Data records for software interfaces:
--- START ---

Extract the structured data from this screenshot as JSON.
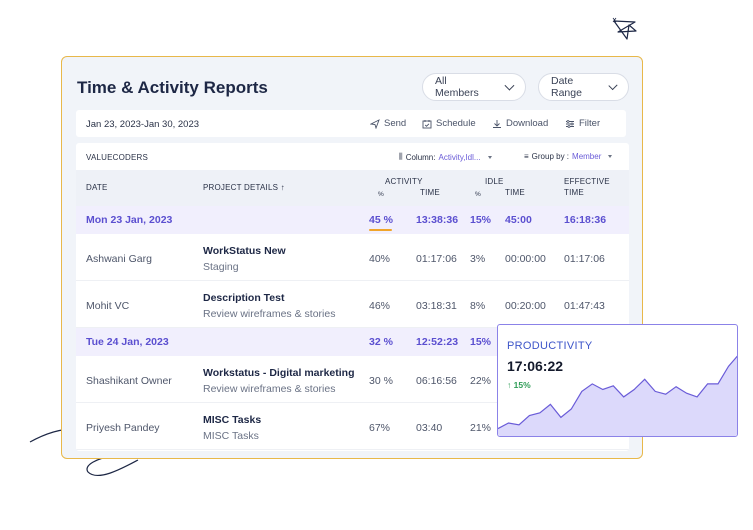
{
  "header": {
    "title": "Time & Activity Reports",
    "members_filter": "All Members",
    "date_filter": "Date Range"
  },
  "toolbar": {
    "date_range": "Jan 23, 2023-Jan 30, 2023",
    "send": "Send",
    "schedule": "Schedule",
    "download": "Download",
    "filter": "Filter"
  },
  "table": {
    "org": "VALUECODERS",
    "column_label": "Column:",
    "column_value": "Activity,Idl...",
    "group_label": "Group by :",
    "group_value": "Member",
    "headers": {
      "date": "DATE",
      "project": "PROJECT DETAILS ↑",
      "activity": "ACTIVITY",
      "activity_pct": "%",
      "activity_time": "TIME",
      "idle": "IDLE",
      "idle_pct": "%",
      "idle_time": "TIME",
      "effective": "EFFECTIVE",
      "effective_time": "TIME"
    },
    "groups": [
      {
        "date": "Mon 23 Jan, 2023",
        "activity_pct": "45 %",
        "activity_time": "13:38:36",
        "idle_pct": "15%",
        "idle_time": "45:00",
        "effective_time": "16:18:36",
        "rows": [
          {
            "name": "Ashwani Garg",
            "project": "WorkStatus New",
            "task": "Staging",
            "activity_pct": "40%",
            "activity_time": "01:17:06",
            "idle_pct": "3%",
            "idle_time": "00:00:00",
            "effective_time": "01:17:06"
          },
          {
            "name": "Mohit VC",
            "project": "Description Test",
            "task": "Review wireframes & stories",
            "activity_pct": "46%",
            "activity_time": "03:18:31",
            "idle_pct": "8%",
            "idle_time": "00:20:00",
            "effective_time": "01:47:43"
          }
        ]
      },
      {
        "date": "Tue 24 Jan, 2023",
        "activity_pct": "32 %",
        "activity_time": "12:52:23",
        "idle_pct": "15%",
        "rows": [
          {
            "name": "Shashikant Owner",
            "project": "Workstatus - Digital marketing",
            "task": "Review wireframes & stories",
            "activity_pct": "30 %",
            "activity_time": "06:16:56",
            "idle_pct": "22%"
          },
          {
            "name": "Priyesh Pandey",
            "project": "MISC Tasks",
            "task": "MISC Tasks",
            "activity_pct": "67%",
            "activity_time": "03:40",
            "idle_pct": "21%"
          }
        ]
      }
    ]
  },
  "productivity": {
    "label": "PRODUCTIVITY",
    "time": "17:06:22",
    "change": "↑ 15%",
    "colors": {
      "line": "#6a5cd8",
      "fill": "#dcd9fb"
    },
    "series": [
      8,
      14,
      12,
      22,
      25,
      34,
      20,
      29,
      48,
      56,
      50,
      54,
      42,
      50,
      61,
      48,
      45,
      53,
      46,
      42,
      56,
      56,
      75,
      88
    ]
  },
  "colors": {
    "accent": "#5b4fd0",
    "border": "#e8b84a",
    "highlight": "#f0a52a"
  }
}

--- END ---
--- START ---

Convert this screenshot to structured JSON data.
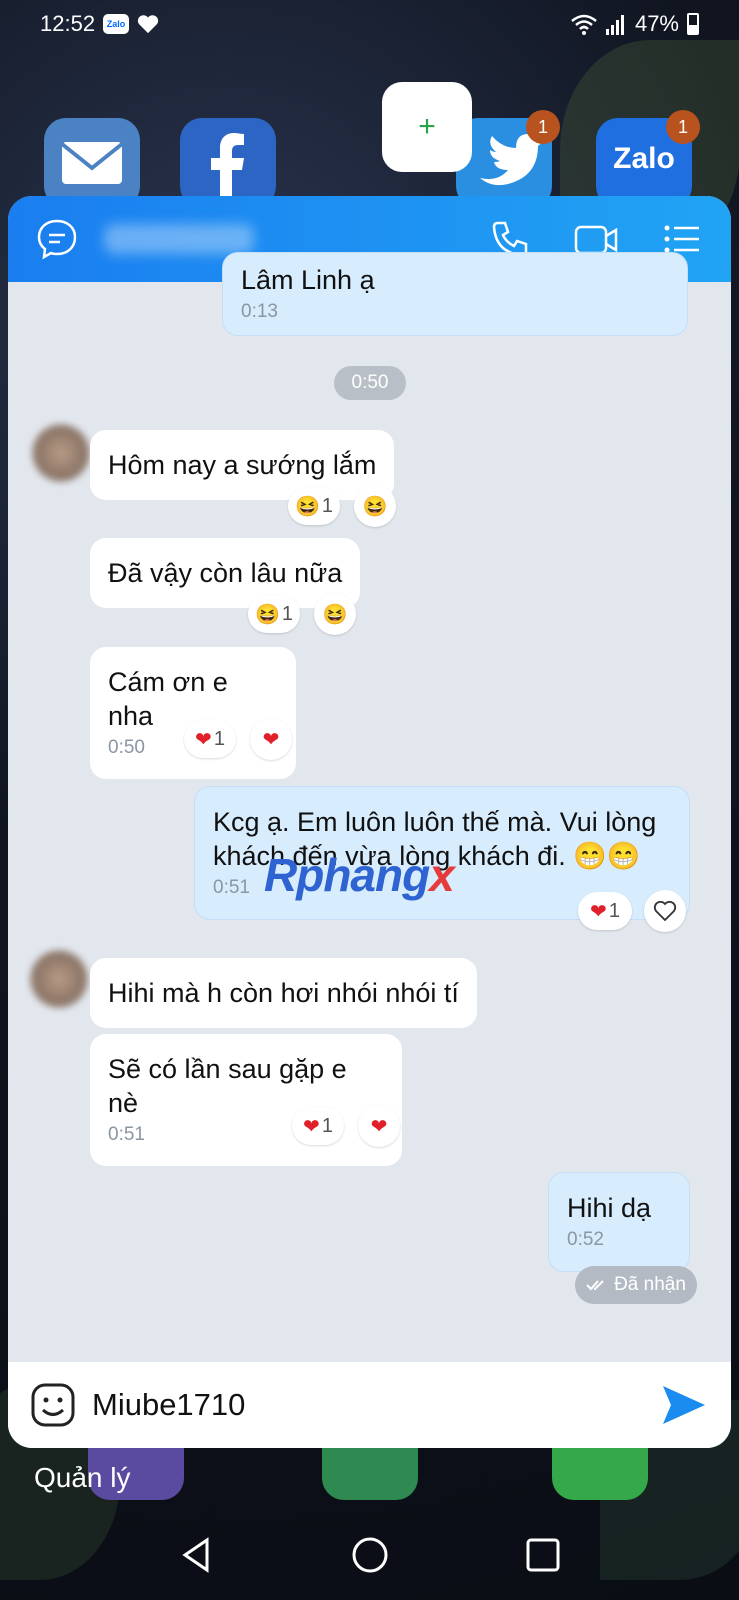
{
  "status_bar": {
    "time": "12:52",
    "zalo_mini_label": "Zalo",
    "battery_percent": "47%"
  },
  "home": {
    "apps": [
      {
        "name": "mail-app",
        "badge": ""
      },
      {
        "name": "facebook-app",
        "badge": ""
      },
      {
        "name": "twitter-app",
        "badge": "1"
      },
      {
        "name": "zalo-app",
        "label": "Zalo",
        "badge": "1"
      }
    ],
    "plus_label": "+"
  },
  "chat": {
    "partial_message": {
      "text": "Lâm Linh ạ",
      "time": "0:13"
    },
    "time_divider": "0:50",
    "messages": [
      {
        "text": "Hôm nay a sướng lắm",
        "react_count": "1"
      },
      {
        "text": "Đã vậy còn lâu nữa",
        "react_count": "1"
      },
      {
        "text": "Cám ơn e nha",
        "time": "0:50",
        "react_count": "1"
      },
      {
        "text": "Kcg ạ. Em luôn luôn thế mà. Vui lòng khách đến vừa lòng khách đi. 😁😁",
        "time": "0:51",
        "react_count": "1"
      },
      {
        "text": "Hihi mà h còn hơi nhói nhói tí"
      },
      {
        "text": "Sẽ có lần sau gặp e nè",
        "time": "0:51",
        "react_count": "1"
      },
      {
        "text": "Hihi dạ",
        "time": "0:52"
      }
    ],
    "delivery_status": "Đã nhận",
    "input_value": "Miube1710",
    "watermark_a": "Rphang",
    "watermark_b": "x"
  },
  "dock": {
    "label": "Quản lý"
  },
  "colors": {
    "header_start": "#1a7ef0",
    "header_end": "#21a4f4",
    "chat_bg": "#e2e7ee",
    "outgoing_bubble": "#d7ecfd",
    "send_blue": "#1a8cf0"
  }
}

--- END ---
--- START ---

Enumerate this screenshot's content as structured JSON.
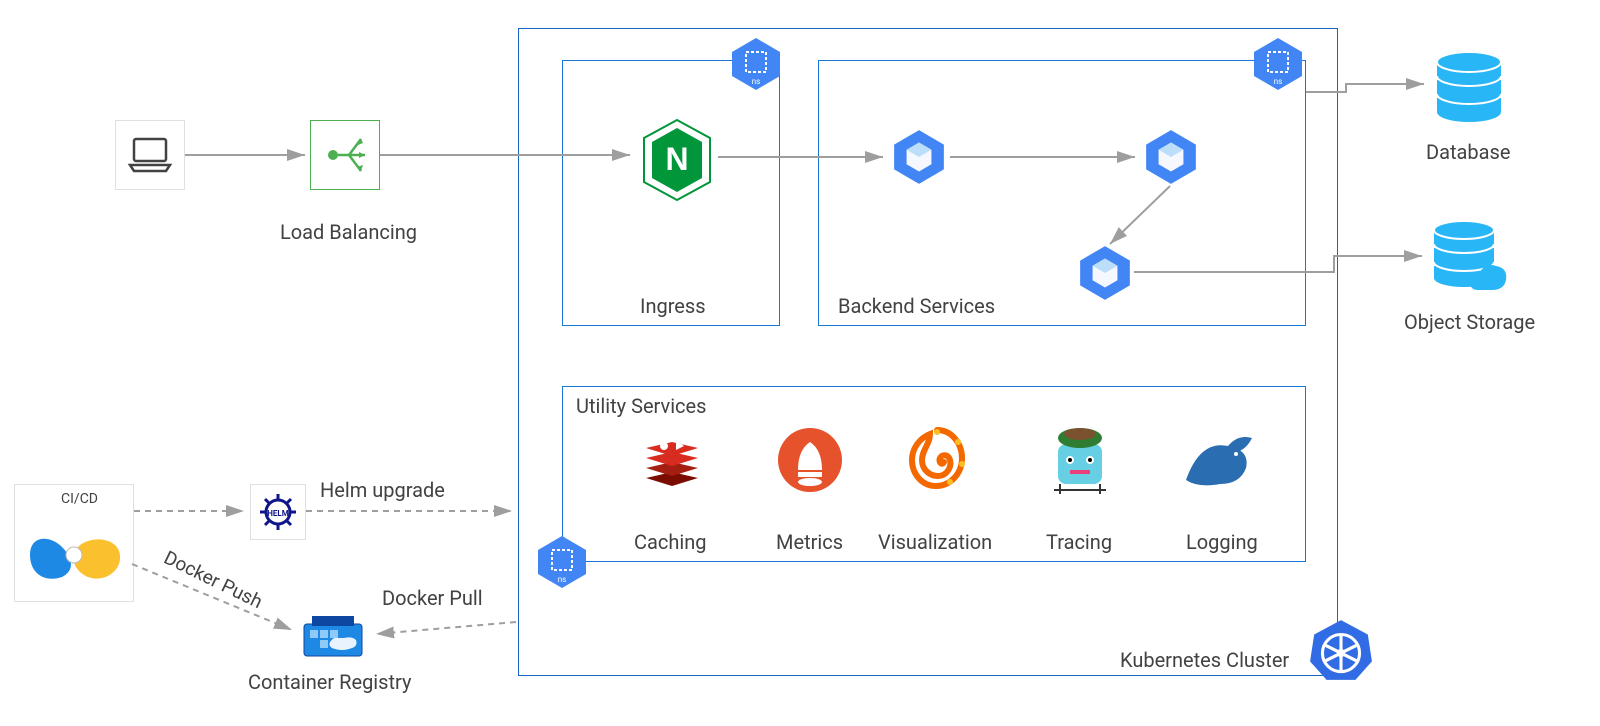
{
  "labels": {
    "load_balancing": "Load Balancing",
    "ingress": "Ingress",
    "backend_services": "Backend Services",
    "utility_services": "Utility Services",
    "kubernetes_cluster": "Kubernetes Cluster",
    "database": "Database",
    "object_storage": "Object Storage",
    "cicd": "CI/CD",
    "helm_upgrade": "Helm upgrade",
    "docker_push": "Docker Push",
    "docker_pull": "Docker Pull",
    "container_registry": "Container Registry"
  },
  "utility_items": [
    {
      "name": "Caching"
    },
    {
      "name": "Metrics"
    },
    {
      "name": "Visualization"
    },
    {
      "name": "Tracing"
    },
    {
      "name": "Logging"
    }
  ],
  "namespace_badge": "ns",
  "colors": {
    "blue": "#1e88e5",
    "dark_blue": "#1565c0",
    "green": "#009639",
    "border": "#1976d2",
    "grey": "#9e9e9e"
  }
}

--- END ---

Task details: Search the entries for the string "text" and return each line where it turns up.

Solution for this task:
      "text": "Lâm Linh ạ",
        "text": "Hôm nay a sướng lắm",
        "text": "Đã vậy còn lâu nữa",
        "text": "Cám ơn e nha",
        "text": "Kcg ạ. Em luôn luôn thế mà. Vui lòng khách đến vừa lòng khách đi. 😁😁",
        "text": "Hihi mà h còn hơi nhói nhói tí"
        "text": "Sẽ có lần sau gặp e nè",
        "text": "Hihi dạ",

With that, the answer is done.